Nearly 50 restaurants offer fare for summer's 'Restaurant Week'

Nearly 50 area eateries will take part in a semi-annual area food event next week. 

Madison Magazine's summer season Restaurant Week runs July 20-25. Forty-seven restaurants from Madison, Middleton, Verona and Fitchburg will offer special menus during the week. Each menu features three courses for a fixed price that shows off the eatery's culinary specialty and offers diners the opportunity to sample new or favorite cuisines from local establishments. 

Executive Chef Charles Lazzareschi at Dayton Street Grille in downtown Madison previewed some of the restaurant's planned menu. Dayton Street Grille is offering House Cured Salmon Spring Rolls as one of three appetizer options on the dinner menu. 

Committee focuses on 3 possible public market locations

Committee focuses on 3 possible public market locations

Monday night the city's Local Food Committee decided to focus on three possible locations for a public market.

Locations being considered include one on the north side at Northport Drive and North Sherman Avenue, on the east side at East Washington Avenue and First Street, and on the south side at the former site of Thorstad Chevrolet on Park Street.

The public market would be an indoor, year round facility that supports local food businesses.

Madison Mayor Paul Soglin likes the final locations enough to consider more than one.

"They all have their own individual advantages, which is why they made the short list, but there's one thing I think we have to remember that I think is kind of exciting -- there is no rule that says you can't have more than one public market," Soglin said.

He said they would pick one of these sites first, but could develop another later.

North Shopko to close; 66 workers to be let go

North Shopko to close; 66 workers to be let go

Dozens of workers will lose their jobs in late July when a retail store on Madison's north side closes, according to a release Thursday.

The state Department of Workforce Development said 66 employees will be affected by the closure of the Shopko at 2602 Shopko Drive.

Displacements will begin on July 27 and likely continue through Aug. 30, DWD said.

In a notice about the closure, DWD said it will work with the business and employees with assistance as the Shopko closes and employees are let go. 

The north side Shopko is owned by Shopko Stores Operating Co., which was founded in 1962 and is headquartered in Green Bay, with more than 300 stores in 21 states, according to the company website.

Dobra's closure points to changes in Madison's tea, State St. business culture

Dobra's closure points to changes in Madison's tea, State St. business culture

On Dobra Tea’s last day in business, owner Adam Ernst invited the community to come visit the State Street shop to drink tea and shatter teapots from around the world.

The gesture offered him an opportunity to share some of the philosophies surrounding tea culture and to gain a sense of closure as the tea shop closed its doors Feb. 9 after five years in downtown Madison.

“Tea in general encourages us to embrace the imperfection in life, the impermanence in life, and thus smashing teaware is a kind of symbol to communicate to people,” Ernst said. “We need that sort of catalytic breaking, smashing and severing of all contacts in order to see and reunite them.
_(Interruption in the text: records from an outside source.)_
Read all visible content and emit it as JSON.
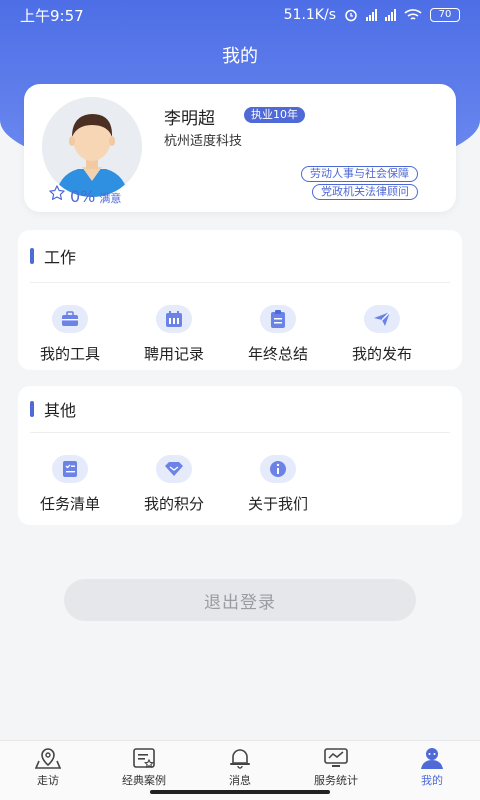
{
  "status_bar": {
    "time": "上午9:57",
    "speed": "51.1K/s",
    "battery": "70"
  },
  "header": {
    "title": "我的"
  },
  "profile": {
    "name": "李明超",
    "badge": "执业10年",
    "company": "杭州适度科技",
    "satisfaction_value": "0%",
    "satisfaction_label": "满意",
    "tags": [
      "劳动人事与社会保障",
      "党政机关法律顾问"
    ]
  },
  "work": {
    "title": "工作",
    "items": [
      {
        "label": "我的工具",
        "icon": "toolbox-icon"
      },
      {
        "label": "聘用记录",
        "icon": "calendar-icon"
      },
      {
        "label": "年终总结",
        "icon": "clipboard-icon"
      },
      {
        "label": "我的发布",
        "icon": "send-icon"
      }
    ]
  },
  "other": {
    "title": "其他",
    "items": [
      {
        "label": "任务清单",
        "icon": "task-list-icon"
      },
      {
        "label": "我的积分",
        "icon": "diamond-icon"
      },
      {
        "label": "关于我们",
        "icon": "info-icon"
      }
    ]
  },
  "logout_label": "退出登录",
  "tabbar": [
    {
      "label": "走访",
      "icon": "map-pin-icon",
      "active": false
    },
    {
      "label": "经典案例",
      "icon": "case-icon",
      "active": false
    },
    {
      "label": "消息",
      "icon": "bell-icon",
      "active": false
    },
    {
      "label": "服务统计",
      "icon": "monitor-icon",
      "active": false
    },
    {
      "label": "我的",
      "icon": "user-icon",
      "active": true
    }
  ],
  "colors": {
    "accent": "#4f69d6",
    "header_gradient_start": "#4d6ee6",
    "header_gradient_end": "#6f8cf0"
  }
}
Simply as a symbol of impermanence it seemed very effective.”

As a teenager, Ernst, a Madison native, discovered a passion for tea far from Wisconsin during a visit to the East Coast.